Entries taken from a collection
━━━

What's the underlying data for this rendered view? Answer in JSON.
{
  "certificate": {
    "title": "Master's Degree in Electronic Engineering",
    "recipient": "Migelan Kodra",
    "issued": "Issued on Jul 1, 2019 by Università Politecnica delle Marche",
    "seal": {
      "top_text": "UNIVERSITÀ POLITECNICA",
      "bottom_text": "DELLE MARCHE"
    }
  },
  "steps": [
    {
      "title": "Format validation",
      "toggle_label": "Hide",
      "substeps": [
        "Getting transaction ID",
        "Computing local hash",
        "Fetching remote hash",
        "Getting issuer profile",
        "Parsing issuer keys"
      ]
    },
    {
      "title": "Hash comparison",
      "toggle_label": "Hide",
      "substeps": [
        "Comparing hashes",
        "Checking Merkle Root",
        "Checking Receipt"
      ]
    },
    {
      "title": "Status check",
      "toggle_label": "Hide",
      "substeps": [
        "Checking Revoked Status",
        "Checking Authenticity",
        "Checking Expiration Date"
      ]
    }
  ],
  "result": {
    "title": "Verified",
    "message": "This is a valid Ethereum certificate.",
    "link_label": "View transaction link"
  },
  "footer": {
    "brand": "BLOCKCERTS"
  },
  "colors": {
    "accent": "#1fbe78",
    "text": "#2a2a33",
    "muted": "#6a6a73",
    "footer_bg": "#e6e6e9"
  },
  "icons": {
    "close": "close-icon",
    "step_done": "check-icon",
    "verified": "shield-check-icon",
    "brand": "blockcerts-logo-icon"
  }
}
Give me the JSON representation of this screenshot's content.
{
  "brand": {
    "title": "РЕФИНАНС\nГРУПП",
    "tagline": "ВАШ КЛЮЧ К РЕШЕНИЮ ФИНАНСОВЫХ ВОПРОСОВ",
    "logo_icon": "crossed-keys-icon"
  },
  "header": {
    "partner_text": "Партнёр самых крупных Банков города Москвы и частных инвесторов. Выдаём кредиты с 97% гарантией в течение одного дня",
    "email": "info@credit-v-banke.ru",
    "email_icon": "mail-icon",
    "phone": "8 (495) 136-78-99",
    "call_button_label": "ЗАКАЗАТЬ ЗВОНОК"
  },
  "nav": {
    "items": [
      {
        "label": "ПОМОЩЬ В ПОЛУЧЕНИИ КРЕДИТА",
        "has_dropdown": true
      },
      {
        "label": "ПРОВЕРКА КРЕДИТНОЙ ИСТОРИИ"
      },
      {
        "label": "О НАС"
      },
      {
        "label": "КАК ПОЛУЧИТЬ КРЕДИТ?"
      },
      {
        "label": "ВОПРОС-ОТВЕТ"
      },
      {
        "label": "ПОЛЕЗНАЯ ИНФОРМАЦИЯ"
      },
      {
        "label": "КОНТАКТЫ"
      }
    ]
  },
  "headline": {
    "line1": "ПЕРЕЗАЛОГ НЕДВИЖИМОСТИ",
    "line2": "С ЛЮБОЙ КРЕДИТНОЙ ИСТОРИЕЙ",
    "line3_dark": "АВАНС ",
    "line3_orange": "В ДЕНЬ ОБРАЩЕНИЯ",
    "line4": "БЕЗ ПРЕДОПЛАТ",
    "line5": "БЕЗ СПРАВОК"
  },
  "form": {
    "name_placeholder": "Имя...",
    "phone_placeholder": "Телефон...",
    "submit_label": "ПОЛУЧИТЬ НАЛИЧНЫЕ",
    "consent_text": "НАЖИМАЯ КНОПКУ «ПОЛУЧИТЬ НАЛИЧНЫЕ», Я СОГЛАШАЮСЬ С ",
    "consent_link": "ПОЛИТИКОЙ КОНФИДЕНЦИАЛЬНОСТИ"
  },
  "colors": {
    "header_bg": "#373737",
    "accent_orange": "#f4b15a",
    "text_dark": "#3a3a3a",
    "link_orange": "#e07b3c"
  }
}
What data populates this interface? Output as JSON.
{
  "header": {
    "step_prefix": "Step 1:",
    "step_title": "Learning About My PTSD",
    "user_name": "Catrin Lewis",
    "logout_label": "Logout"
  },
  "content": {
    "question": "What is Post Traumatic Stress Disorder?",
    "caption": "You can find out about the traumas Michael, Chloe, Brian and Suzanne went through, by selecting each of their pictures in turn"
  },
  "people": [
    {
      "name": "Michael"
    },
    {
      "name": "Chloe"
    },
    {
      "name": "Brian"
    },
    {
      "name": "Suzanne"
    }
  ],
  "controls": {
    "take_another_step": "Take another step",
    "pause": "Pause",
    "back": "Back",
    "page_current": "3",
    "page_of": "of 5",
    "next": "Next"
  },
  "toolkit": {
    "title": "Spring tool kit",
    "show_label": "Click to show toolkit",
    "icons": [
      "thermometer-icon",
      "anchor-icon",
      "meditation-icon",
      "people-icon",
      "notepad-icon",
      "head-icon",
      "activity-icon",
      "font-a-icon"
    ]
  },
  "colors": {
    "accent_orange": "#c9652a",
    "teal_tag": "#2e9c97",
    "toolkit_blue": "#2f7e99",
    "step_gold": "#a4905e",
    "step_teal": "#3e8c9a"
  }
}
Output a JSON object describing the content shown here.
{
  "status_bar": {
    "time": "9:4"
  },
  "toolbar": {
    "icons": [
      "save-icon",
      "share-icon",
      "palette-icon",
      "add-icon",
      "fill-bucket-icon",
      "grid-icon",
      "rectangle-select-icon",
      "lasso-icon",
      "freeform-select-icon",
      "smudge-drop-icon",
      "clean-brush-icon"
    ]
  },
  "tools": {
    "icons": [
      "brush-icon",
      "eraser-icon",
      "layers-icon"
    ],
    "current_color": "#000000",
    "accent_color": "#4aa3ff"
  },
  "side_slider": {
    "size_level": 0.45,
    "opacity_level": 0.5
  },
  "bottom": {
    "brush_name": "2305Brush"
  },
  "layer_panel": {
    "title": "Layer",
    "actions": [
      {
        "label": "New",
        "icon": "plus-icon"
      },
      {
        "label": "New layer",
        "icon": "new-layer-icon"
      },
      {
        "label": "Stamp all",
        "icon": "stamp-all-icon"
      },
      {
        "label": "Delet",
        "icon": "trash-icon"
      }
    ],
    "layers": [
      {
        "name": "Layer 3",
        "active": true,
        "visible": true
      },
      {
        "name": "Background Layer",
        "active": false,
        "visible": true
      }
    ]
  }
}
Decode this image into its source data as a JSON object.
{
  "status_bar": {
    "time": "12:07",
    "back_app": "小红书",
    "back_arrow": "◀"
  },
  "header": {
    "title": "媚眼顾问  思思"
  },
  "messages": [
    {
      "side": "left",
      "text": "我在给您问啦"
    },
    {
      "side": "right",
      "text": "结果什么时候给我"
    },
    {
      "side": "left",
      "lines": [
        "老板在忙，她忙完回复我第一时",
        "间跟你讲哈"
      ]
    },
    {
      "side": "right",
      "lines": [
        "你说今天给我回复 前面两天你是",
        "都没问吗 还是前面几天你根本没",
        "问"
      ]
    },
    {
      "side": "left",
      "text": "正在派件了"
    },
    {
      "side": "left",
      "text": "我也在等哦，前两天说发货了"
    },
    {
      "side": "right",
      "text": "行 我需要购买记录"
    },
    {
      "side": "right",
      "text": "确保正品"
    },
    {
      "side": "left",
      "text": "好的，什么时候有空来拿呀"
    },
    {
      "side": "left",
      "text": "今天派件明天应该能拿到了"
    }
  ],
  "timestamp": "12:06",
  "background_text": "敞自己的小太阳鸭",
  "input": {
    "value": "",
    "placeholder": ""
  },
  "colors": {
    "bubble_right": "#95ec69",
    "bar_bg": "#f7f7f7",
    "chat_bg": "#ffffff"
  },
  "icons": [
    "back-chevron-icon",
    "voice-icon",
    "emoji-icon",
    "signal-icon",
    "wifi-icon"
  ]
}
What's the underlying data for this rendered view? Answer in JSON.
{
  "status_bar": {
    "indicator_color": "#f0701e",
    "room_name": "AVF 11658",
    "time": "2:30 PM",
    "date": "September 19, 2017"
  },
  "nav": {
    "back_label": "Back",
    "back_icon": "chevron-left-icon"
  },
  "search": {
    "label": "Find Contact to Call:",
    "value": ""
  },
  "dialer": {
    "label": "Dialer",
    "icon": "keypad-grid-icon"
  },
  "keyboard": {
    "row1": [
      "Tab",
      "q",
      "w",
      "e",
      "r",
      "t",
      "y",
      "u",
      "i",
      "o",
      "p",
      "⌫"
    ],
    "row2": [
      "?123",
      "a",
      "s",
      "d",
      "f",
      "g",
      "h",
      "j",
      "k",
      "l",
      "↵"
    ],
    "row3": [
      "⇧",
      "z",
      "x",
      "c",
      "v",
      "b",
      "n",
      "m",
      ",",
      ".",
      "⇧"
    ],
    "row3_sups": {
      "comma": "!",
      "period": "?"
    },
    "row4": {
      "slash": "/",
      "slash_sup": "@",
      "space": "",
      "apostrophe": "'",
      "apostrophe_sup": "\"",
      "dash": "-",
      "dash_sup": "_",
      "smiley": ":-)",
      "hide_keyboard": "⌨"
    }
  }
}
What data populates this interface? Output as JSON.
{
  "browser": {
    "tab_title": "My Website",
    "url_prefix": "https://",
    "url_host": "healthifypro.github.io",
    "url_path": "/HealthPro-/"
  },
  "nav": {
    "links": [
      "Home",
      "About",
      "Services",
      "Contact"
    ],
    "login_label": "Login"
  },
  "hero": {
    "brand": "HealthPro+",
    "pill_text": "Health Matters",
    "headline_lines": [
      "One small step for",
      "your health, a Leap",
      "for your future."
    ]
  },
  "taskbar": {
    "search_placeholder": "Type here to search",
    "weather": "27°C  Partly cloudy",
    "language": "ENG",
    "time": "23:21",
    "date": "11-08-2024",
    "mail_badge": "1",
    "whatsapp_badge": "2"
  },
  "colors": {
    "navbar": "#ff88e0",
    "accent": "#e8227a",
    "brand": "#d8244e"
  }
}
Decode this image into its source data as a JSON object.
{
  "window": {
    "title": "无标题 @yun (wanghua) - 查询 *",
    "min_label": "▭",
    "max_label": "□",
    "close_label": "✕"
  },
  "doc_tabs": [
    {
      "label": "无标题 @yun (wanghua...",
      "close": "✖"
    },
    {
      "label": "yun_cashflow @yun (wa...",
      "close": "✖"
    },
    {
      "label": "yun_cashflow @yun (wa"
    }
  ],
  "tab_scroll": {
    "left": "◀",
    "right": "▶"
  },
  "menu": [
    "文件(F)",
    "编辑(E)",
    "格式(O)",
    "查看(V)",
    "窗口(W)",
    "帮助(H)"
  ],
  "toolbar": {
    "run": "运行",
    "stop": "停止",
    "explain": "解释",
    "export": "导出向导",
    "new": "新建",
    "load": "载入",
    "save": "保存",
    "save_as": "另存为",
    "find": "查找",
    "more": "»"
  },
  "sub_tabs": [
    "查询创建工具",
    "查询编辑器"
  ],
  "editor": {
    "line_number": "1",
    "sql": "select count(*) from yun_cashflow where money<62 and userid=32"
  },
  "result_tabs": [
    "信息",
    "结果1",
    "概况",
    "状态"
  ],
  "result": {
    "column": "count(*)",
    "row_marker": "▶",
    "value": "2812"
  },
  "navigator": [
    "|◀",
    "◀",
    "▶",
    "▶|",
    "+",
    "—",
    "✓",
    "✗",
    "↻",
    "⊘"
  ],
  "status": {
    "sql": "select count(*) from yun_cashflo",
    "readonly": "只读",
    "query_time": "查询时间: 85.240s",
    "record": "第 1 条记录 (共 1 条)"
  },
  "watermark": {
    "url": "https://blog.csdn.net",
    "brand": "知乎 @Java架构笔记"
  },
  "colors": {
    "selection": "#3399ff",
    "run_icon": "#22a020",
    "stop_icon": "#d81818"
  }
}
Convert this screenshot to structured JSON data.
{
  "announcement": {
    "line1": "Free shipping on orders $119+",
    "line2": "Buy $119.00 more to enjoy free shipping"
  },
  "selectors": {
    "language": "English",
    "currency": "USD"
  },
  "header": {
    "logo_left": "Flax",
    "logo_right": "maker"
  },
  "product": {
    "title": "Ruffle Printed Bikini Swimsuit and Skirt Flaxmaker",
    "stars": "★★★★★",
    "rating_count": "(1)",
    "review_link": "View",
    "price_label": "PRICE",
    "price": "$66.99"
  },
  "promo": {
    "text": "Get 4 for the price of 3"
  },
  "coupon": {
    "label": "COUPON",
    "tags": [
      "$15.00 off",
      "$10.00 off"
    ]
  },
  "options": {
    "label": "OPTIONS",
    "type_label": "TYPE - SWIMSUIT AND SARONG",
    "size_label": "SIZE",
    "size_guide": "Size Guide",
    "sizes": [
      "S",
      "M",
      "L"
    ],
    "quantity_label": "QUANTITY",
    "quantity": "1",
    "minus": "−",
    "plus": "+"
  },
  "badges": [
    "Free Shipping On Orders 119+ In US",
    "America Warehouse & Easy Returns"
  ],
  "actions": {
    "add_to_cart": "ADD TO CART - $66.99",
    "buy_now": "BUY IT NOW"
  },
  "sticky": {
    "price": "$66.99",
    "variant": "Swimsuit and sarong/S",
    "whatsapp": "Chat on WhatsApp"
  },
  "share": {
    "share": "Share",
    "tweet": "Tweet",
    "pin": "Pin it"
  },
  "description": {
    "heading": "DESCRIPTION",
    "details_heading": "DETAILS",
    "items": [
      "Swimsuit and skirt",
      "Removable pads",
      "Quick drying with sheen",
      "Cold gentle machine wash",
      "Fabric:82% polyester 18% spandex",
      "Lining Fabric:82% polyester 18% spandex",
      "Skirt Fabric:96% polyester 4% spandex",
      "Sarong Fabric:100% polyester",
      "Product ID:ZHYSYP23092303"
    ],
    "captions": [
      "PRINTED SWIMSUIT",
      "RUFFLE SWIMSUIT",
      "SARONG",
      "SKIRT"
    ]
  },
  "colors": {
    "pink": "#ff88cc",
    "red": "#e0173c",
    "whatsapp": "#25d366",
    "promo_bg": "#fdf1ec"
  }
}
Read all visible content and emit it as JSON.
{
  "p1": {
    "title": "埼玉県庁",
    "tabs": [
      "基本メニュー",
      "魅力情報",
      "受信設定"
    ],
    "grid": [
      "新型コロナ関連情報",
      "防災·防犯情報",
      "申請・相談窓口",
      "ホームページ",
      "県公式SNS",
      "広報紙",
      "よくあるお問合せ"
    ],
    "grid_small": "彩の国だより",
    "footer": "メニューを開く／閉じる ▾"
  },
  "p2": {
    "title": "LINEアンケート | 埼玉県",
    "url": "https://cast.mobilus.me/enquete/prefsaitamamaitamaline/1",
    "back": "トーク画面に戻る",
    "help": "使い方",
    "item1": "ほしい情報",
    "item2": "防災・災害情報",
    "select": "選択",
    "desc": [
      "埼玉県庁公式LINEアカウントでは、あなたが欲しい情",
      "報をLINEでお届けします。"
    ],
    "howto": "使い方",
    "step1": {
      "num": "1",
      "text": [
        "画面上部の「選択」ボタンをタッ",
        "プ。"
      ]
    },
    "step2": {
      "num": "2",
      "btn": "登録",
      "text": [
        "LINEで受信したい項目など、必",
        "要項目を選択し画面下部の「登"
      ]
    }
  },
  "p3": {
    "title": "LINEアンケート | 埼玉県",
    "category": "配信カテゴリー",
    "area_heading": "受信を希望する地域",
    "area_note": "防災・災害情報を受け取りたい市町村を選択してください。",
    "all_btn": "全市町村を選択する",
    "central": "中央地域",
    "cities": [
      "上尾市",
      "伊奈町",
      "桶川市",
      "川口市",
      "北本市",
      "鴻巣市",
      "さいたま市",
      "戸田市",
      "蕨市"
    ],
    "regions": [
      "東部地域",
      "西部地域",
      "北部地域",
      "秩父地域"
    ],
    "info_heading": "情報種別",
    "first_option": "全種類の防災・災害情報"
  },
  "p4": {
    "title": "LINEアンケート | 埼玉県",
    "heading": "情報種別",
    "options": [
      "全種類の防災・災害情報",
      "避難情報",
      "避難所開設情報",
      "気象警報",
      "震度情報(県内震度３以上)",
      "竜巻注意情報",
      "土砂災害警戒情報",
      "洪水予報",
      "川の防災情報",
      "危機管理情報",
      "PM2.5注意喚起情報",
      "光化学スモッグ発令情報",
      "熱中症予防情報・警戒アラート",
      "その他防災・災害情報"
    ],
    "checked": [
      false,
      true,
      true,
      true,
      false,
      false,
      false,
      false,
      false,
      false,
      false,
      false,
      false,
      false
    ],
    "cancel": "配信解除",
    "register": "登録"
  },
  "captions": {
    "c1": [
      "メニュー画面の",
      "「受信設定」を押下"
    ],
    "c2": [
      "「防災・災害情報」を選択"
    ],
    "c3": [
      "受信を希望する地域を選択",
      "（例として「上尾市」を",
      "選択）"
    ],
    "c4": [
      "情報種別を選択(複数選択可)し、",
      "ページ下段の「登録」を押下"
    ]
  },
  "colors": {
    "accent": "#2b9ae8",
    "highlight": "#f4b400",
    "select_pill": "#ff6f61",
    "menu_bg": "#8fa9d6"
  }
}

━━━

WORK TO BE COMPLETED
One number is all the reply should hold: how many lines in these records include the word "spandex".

WRITTEN RESPONSE
3